Now that Twitter has sued, Mr. Musk and his lawyers are expected to respond. While the timeline beyond then depends on many factors, the company and Mr. Musk will most likely be called to a hearing in Delaware and go through the discovery process, with the two sides digging up facts they believe are relevant to the case.
The case may then move to a trial, though there is a chance the judge assigned to the case will dismiss Mr. Musk’s efforts to walk away. If the suit proceeds to trial, the judge will decide whether Twitter’s disclosures were insufficient and constituted a material harm to the deal.

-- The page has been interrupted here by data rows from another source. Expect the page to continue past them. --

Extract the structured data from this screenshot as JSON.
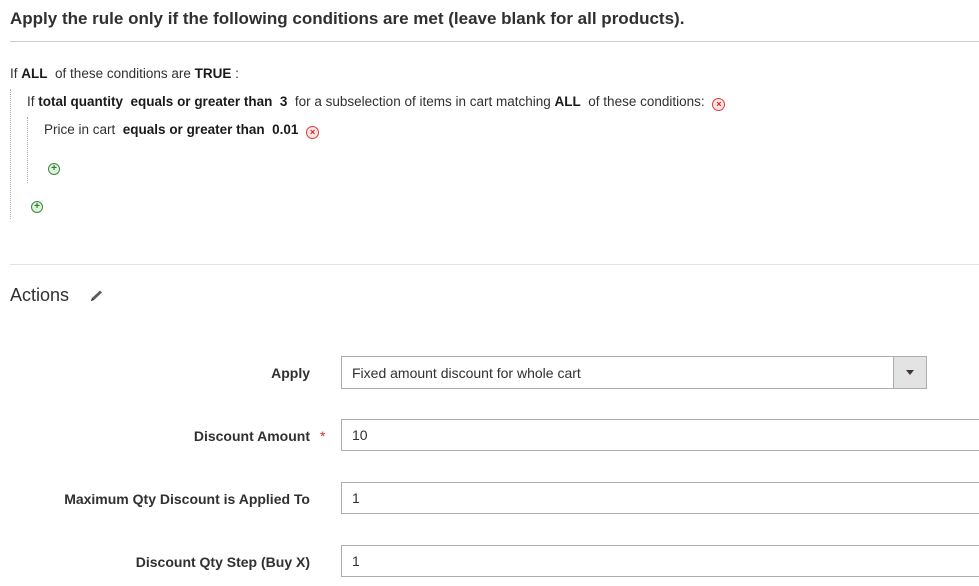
{
  "conditions": {
    "heading": "Apply the rule only if the following conditions are met (leave blank for all products).",
    "root": {
      "prefix": "If",
      "aggregator": "ALL",
      "middle": "of these conditions are",
      "value": "TRUE",
      "suffix": ":"
    },
    "subselect": {
      "prefix": "If",
      "attribute": "total quantity",
      "operator": "equals or greater than",
      "value": "3",
      "middle": "for a subselection of items in cart matching",
      "aggregator": "ALL",
      "suffix": "of these conditions:"
    },
    "item": {
      "attribute": "Price in cart",
      "operator": "equals or greater than",
      "value": "0.01"
    },
    "remove_glyph": "⊗",
    "add_glyph": "+"
  },
  "actions": {
    "title": "Actions",
    "apply": {
      "label": "Apply",
      "selected": "Fixed amount discount for whole cart"
    },
    "discount_amount": {
      "label": "Discount Amount",
      "required_mark": "*",
      "value": "10"
    },
    "max_qty": {
      "label": "Maximum Qty Discount is Applied To",
      "value": "1"
    },
    "qty_step": {
      "label": "Discount Qty Step (Buy X)",
      "value": "1"
    }
  }
}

In the past, Delaware’s Chancery Court has prevented companies from trying to walk away from deals. In 2001, for example, when Tyson Foods tried to back out of an acquisition of the meatpacker IBP, the court ruled that Tyson had to follow through with the agreement. In situations where the court has allowed buyers to exit, it has required them to pay damages. By most readings of Twitter’s contract with Mr. Musk, damages would be capped at $1 billion.
Twitter and Mr. Musk have assembled legal teams to duke it out. Leading Twitter’s efforts in Delaware is William Savitt, a lawyer at Wachtell, Lipton, Rosen & Katz. Wachtell Lipton is famous for, among other things, developing legal tactics to protect companies from hostile buyers, like the so-called poison pill that Twitter originally put in place to defend itself against Mr. Musk.
Mr. Savitt has experience before Delaware’s Chancery Court and previously defended companies against the likes of Carl Icahn and Pershing Square, the investment firm run by the billionaire William Ackman. But Mr. Musk is unlike any other corporate raider who preceded him, making him a particularly complex opponent.
Mr. Musk’s legal team includes his personal lawyer, Alex Spiro, as well as lawyers from Skadden, Arps, Slate, Meagher & Flom. Skadden is a go-to corporate law firm, with ample experience arguing cases in front of the Delaware court, including the attempt by the luxury giant LVMH Moët Hennessy Louis Vuitton to break up its $16 billion deal to acquire Tiffany & Company. Skadden’s client, LVMH, ultimately shaved about $420 million off its purchase price.
Mike Isaac contributed reporting and Jack Begg contributed research.